Milton Olin Jr.

I write often about the dangers of distracted driving. But in my quest to fight distracted driving, this case that I just read about recently is certainly one giant step back when it comes to better protecting the public and our families.

California prosecutors have declined to file charges against a sheriff’s deputy who struck and killed a prominent entertainment attorney and former Napster executive with his patrol car last year, according to a recent story in the Daily Mail.

Last December, Deputy Andrew Wood was allegedly distracted by his mobile digital computer when his patrol car drifted into the bike lane, running over cyclist Milton Olin Jr. in Calabasas. Olin was a 65-year-old attorney and former chief operating officer of the online file-sharing service Napster.

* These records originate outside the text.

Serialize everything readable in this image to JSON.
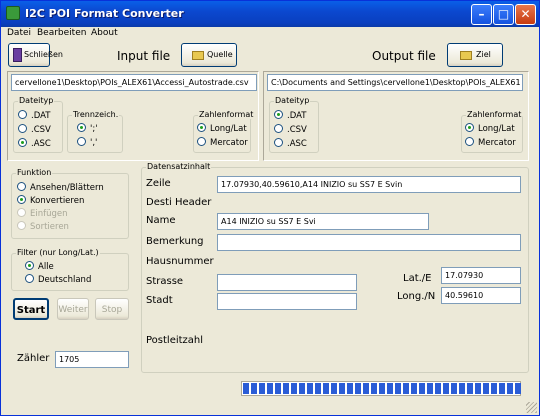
{
  "window": {
    "title": "I2C POI Format Converter"
  },
  "menu": [
    "Datei",
    "Bearbeiten",
    "About"
  ],
  "toolbar": {
    "schliessen_label": "Schließen",
    "input_file_label": "Input file",
    "quelle_label": "Quelle",
    "output_file_label": "Output file",
    "ziel_label": "Ziel"
  },
  "input": {
    "path": "cervellone1\\Desktop\\POIs_ALEX61\\Accessi_Autostrade.csv",
    "dateityp": {
      "caption": "Dateityp",
      "options": [
        ".DAT",
        ".CSV",
        ".ASC"
      ],
      "selected": ".ASC"
    },
    "trennzeichen": {
      "caption": "Trennzeich.",
      "options": [
        "';'",
        "','"
      ],
      "selected": "';'"
    },
    "zahlenformat": {
      "caption": "Zahlenformat",
      "options": [
        "Long/Lat",
        "Mercator"
      ],
      "selected": "Long/Lat"
    }
  },
  "output": {
    "path": "C:\\Documents and Settings\\cervellone1\\Desktop\\POIs_ALEX61",
    "dateityp": {
      "caption": "Dateityp",
      "options": [
        ".DAT",
        ".CSV",
        ".ASC"
      ],
      "selected": ".DAT"
    },
    "zahlenformat": {
      "caption": "Zahlenformat",
      "options": [
        "Long/Lat",
        "Mercator"
      ],
      "selected": "Long/Lat"
    }
  },
  "funktion": {
    "caption": "Funktion",
    "options": [
      "Ansehen/Blättern",
      "Konvertieren",
      "Einfügen",
      "Sortieren"
    ],
    "selected": "Konvertieren",
    "disabled": [
      "Einfügen",
      "Sortieren"
    ]
  },
  "filter": {
    "caption": "Filter (nur Long/Lat.)",
    "options": [
      "Alle",
      "Deutschland"
    ],
    "selected": "Alle"
  },
  "actions": {
    "start": "Start",
    "weiter": "Weiter",
    "stop": "Stop"
  },
  "zaehler": {
    "label": "Zähler",
    "value": "1705"
  },
  "datensatz": {
    "caption": "Datensatzinhalt",
    "zeile_label": "Zeile",
    "zeile_value": "17.07930,40.59610,A14 INIZIO su SS7 E Svin",
    "desti_header": "Desti Header",
    "name_label": "Name",
    "name_value": "A14 INIZIO su SS7 E Svi",
    "bemerkung_label": "Bemerkung",
    "bemerkung_value": "",
    "hausnummer_label": "Hausnummer",
    "strasse_label": "Strasse",
    "strasse_value": "",
    "stadt_label": "Stadt",
    "stadt_value": "",
    "postleitzahl_label": "Postleitzahl",
    "lat_label": "Lat./E",
    "lat_value": "17.07930",
    "long_label": "Long./N",
    "long_value": "40.59610"
  },
  "progress": {
    "fraction": 1.0
  },
  "colors": {
    "titlebar": "#0a48cf",
    "progress": "#2a5cd6",
    "face": "#ece9d8"
  }
}
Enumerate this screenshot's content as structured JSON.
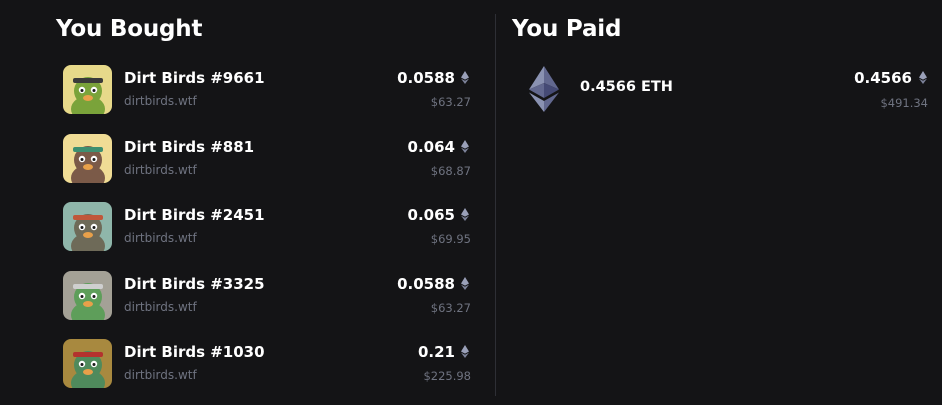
{
  "bought": {
    "title": "You Bought",
    "items": [
      {
        "name": "Dirt Birds #9661",
        "source": "dirtbirds.wtf",
        "price": "0.0588",
        "usd": "$63.27",
        "bg_color": "#e7d98a",
        "bird_color": "#7aa33a",
        "accent": "#3a3a3a"
      },
      {
        "name": "Dirt Birds #881",
        "source": "dirtbirds.wtf",
        "price": "0.064",
        "usd": "$68.87",
        "bg_color": "#f0dc95",
        "bird_color": "#7b5a48",
        "accent": "#3d8f70"
      },
      {
        "name": "Dirt Birds #2451",
        "source": "dirtbirds.wtf",
        "price": "0.065",
        "usd": "$69.95",
        "bg_color": "#8fb6aa",
        "bird_color": "#6e6a58",
        "accent": "#c0573a"
      },
      {
        "name": "Dirt Birds #3325",
        "source": "dirtbirds.wtf",
        "price": "0.0588",
        "usd": "$63.27",
        "bg_color": "#a4a196",
        "bird_color": "#5e9e5a",
        "accent": "#cfcfcf"
      },
      {
        "name": "Dirt Birds #1030",
        "source": "dirtbirds.wtf",
        "price": "0.21",
        "usd": "$225.98",
        "bg_color": "#a8893f",
        "bird_color": "#4f8a5c",
        "accent": "#b3322e"
      }
    ]
  },
  "paid": {
    "title": "You Paid",
    "label": "0.4566 ETH",
    "price": "0.4566",
    "usd": "$491.34",
    "icon": "ethereum-icon"
  },
  "colors": {
    "background": "#141416",
    "divider": "#2e2f35",
    "muted_text": "#6f7380",
    "eth_logo": "#8a92b2"
  }
}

Prosecutors said in a letter cited by Los Angeles Daily News that because Wood was acting within the course of his duties when typing into his computer, criminal charges are not warranted:

“He was responding to a deputy who was inquiring whether the fire investigation had been completed… Since Wood was acting within the course and scope of his duties when he began to type his response, under Vehicle Code section 23123.5, he acted lawfully.”

Prosecutors are erroneously interpreting this section of the California motor vehicle code to mean that law enforcement officials are allowed to use electronic wireless devices while carrying out their duties.

Olin’s family as filed a civil wrongful death lawsuit against the Sheriff’s Department, accusing the deputy of negligence.

And this is clearly negligence. In fact, in my legal opinion, this is gross negligence. Most states define gross negligence similar to Michigan, as conduct or a failure to act that is so reckless that it demonstrates a substantial lack of concern for whether an injury will result.

Whether or not the deputy was sending a work-related e-mail, he was driving distracted – and he killed an innocent man. Based upon the science that we now know about how dangerous distracted driving really is, and that sending a text message can increase your likelihood of being involved in a car accident 23 fold, sending that email shows a reckless disregard for others.

The California Sheriff’s Department knows this.